The International Monetary Fund, disturbed by the difficulty of pursuing cybercriminals, especially organized gangs, that operate across borders, has called for closer international cooperation in the investigation and prosecution of cybercrime. Some of that cooperation, the IMF thinks, should include better international coordination of laws and regulations governing cyberspace. They organize their recommendations under four heads:
- Better understand the threats.
- Improve collaboration on threat intelligence, both domestically and internationally.
- Reach consensus and consistency on regulatory regimes and approaches.
- Cooperate to develop more effective preparation for, and responses to, cybercrime.
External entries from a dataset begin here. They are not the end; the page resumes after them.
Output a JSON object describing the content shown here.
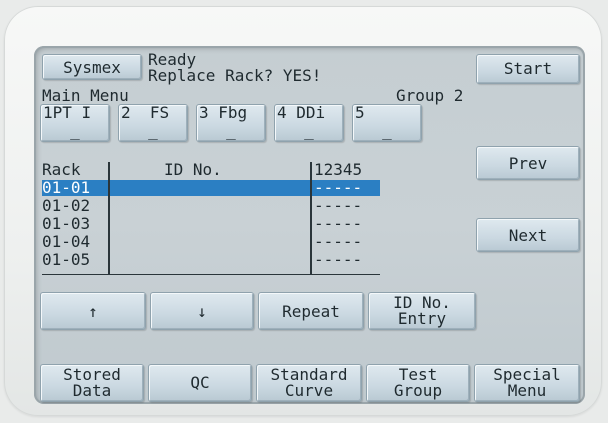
{
  "header": {
    "brand": "Sysmex",
    "status_line1": "Ready",
    "status_line2": "Replace Rack? YES!",
    "start_label": "Start"
  },
  "menu": {
    "title": "Main Menu",
    "group_label": "Group 2",
    "groups": [
      {
        "label": "1PT I",
        "dash": "_"
      },
      {
        "label": "2  FS",
        "dash": "_"
      },
      {
        "label": "3 Fbg",
        "dash": "_"
      },
      {
        "label": "4 DDi",
        "dash": "_"
      },
      {
        "label": "5",
        "dash": "_"
      }
    ]
  },
  "table": {
    "col_rack": "Rack",
    "col_id": "ID No.",
    "col_tests": "12345",
    "rows": [
      {
        "rack": "01-01",
        "id": "",
        "tests": "-----",
        "selected": true
      },
      {
        "rack": "01-02",
        "id": "",
        "tests": "-----"
      },
      {
        "rack": "01-03",
        "id": "",
        "tests": "-----"
      },
      {
        "rack": "01-04",
        "id": "",
        "tests": "-----"
      },
      {
        "rack": "01-05",
        "id": "",
        "tests": "-----"
      }
    ]
  },
  "side": {
    "prev_label": "Prev",
    "next_label": "Next"
  },
  "actions": {
    "up_label": "↑",
    "down_label": "↓",
    "repeat_label": "Repeat",
    "id_entry_line1": "ID No.",
    "id_entry_line2": "Entry"
  },
  "bottom": [
    {
      "line1": "Stored",
      "line2": "Data"
    },
    {
      "line1": "QC",
      "line2": ""
    },
    {
      "line1": "Standard",
      "line2": "Curve"
    },
    {
      "line1": "Test",
      "line2": "Group"
    },
    {
      "line1": "Special",
      "line2": "Menu"
    }
  ],
  "colors": {
    "selection": "#2b7fc3",
    "screen": "#c5ced2",
    "button": "#cad8e1"
  }
}
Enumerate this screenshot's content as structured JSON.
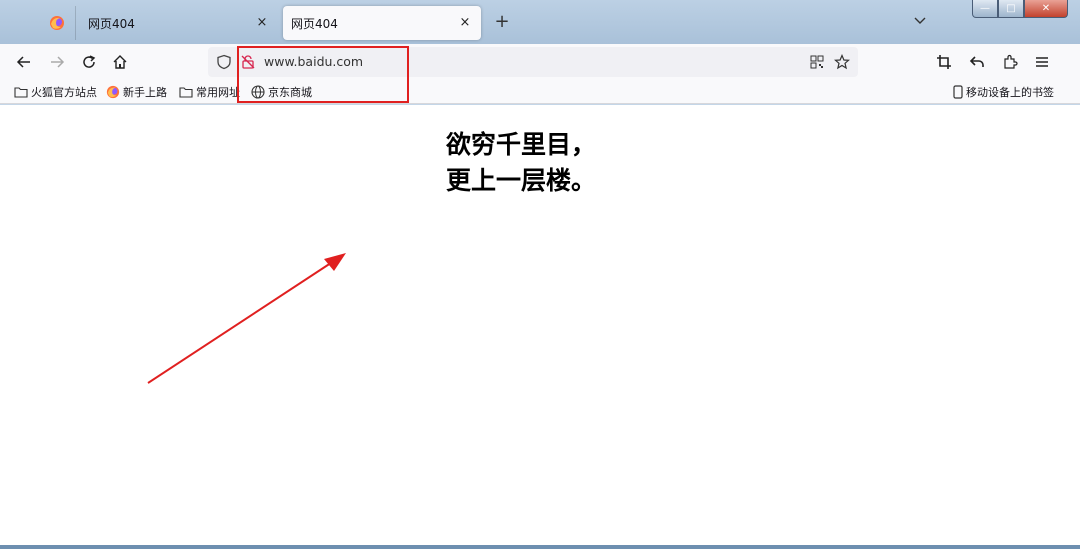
{
  "browser": {
    "tabs": [
      {
        "title": "网页404",
        "active": false
      },
      {
        "title": "网页404",
        "active": true
      }
    ],
    "close_glyph": "×",
    "newtab_glyph": "+",
    "url": "www.baidu.com",
    "accent_color": "#e02020"
  },
  "window_controls": {
    "minimize": "—",
    "maximize": "□",
    "close": "✕"
  },
  "bookmarks": {
    "items": [
      {
        "label": "火狐官方站点",
        "icon": "folder-icon"
      },
      {
        "label": "新手上路",
        "icon": "firefox-icon"
      },
      {
        "label": "常用网址",
        "icon": "folder-icon"
      },
      {
        "label": "京东商城",
        "icon": "globe-icon"
      }
    ],
    "mobile": "移动设备上的书签"
  },
  "page": {
    "line1": "欲穷千里目，",
    "line2": "更上一层楼。"
  }
}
Yesterday US Attorney General Barr released the results of the Justice Department’s inquiry into the December 6th shootings at Pensacola Naval Air Station. The investigators concluded, as expected, that the shooter was Lieutenant Mohammed Saeed Alshamrani of the Royal Saudi Air Force, that he acted alone, and that the killings were an act of terrorism motivated by “jihadist ideology.” The evidence for his radicalization and commitment to jihad were found online. There were signs that pointed toward his plans, but as has been the case with other lone wolves, those indicators and warnings are always clearer in retrospect.
While Lieutenant Alshamrani acted alone, a look at the digital trails of other Saudi military personnel training in the US found that twenty-one of them were in possession of similar radical material. None of this, the Attorney General said, warranted prosecution under US law, but the Kingdom of Saudi Arabia determined that the trainees’ engagement with such material constituted conduct unbecoming of an officer. The Kingdom disenrolled the twenty-one officers from training in the US and recalled them to Saudi Arabia late yesterday.
The investigation also constitutes another round in the dispute over access to encrypted communication. The Attorney General says the shooter’s two iPhones have been recovered and restored to usability (he’d damaged each one of them), but that investigators are unable to read their encrypted contents. He closed his discussion of the case with a call for access to encrypted communications when such access might be properly requested by warrant.
O’Dwyer’s reports that Q Cyber, the parent company of NSO Group, whose Pegasus intercept tool has aroused widespread controversy, has engaged the services of Mercury Public Affairs to assist with crisis communications in connection with a lawsuit Facebook and its WhatsApp subsidiary filed at the end of October in the US District Court for the Northern District of California.